WHAT THE TASK ASKS.
For the word "JSON", state how many lines of the data include it. Respond with the number only.

━━━━━━━━━━━━━━━━━━━━━━━━━━━━━━

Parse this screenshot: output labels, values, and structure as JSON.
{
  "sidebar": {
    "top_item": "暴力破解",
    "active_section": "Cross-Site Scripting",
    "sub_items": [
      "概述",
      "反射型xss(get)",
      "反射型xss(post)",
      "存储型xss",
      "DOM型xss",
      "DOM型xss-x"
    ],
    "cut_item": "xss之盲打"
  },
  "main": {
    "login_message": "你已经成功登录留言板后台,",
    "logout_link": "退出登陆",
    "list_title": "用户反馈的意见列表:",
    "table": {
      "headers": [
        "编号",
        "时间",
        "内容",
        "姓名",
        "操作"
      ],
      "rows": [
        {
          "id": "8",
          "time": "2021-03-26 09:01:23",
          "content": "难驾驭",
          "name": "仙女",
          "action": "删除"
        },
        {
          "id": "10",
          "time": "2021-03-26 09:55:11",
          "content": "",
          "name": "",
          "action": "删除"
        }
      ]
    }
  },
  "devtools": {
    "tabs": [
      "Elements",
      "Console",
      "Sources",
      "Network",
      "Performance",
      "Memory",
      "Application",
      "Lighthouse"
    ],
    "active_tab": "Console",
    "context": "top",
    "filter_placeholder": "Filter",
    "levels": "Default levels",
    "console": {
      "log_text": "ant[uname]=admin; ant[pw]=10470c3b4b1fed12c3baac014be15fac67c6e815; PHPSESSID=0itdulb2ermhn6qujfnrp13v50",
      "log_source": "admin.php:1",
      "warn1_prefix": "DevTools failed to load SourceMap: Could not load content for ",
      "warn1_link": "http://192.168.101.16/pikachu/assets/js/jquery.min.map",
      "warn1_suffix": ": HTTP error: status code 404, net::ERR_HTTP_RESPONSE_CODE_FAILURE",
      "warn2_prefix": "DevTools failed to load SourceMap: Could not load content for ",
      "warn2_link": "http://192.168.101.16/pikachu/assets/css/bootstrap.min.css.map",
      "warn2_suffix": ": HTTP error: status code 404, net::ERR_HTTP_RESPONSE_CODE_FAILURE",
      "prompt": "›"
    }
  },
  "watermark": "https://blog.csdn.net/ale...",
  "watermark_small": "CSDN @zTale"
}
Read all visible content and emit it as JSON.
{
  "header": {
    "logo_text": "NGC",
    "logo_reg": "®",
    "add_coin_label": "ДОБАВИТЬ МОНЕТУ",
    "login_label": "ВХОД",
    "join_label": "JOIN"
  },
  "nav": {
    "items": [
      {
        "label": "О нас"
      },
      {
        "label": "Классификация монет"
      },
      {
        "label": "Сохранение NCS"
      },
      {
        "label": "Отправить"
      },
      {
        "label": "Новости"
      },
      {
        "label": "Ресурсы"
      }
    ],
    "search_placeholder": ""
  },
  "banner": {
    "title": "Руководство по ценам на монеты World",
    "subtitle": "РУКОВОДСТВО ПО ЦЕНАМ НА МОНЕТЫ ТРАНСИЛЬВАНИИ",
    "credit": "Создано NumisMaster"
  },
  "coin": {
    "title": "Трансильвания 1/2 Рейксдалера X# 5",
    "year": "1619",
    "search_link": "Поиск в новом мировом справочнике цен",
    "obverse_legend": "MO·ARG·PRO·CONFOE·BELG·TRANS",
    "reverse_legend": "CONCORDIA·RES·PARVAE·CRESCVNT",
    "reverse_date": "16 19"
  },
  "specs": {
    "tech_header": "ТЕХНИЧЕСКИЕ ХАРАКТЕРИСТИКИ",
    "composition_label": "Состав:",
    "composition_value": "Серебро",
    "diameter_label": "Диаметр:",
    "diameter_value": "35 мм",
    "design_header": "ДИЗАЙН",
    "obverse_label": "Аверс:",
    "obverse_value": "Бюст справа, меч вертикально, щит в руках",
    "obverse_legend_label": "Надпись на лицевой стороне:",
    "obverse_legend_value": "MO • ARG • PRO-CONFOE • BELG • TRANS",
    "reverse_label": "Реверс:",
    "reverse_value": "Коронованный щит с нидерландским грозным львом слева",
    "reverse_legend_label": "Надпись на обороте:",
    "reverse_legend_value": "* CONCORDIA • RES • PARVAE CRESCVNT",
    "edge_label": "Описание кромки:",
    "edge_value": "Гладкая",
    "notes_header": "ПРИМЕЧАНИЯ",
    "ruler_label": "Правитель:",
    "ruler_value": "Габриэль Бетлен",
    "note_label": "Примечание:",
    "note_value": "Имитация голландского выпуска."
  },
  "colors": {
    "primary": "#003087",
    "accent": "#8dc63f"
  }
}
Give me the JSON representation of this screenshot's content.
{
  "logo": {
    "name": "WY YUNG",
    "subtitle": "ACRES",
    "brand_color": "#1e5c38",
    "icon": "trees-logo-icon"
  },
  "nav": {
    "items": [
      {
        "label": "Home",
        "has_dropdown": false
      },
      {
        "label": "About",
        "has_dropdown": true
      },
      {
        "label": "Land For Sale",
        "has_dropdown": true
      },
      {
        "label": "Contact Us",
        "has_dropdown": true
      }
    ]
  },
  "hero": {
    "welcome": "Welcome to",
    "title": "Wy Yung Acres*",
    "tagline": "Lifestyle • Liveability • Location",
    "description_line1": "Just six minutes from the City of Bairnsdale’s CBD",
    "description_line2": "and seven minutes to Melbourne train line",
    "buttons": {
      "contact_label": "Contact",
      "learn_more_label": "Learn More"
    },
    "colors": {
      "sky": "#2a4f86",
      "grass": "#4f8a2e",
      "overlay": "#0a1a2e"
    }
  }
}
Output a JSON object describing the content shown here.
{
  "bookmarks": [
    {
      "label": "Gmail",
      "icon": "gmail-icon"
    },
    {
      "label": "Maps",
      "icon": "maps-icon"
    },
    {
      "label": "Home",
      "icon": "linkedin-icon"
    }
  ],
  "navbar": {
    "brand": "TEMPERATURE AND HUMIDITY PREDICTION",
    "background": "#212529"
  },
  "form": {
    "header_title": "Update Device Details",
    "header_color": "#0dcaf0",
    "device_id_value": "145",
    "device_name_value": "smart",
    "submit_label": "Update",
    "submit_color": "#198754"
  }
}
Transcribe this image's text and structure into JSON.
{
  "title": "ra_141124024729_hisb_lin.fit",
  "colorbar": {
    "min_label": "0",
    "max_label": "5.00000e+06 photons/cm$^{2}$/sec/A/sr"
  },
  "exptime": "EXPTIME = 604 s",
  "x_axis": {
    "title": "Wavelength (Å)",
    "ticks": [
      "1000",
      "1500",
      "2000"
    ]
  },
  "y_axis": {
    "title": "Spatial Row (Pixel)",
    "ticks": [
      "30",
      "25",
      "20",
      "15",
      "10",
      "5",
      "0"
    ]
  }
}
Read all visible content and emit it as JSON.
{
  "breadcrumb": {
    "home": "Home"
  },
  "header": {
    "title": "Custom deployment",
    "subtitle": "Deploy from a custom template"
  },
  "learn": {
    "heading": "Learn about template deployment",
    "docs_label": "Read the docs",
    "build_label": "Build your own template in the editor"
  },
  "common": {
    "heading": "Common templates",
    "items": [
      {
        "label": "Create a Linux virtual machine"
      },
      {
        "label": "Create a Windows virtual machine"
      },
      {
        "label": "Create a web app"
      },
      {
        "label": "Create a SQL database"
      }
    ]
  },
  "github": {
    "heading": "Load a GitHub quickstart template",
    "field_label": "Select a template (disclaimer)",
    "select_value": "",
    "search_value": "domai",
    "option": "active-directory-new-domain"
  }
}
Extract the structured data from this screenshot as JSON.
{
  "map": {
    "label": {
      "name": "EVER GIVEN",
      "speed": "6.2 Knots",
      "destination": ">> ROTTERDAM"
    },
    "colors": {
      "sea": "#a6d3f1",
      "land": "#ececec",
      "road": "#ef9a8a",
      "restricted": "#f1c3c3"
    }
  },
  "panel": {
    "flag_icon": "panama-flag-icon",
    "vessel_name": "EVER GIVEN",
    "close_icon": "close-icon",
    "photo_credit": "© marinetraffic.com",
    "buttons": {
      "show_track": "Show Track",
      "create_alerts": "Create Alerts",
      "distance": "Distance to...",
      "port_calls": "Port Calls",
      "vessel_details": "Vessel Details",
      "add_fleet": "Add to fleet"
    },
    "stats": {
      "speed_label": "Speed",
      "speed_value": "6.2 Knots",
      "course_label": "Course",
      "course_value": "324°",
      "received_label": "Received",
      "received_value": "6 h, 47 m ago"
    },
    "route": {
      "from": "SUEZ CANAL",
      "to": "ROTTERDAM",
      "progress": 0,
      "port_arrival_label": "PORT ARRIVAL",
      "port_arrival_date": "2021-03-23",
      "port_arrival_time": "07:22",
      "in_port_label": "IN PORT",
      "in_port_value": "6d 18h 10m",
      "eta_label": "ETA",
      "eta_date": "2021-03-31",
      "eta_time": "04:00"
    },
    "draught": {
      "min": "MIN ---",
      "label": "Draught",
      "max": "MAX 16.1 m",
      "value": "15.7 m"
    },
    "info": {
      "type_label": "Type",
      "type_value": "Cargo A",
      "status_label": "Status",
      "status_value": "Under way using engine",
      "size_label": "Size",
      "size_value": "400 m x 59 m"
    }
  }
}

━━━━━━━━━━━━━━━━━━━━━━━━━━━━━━

TASK OUTPUT.
7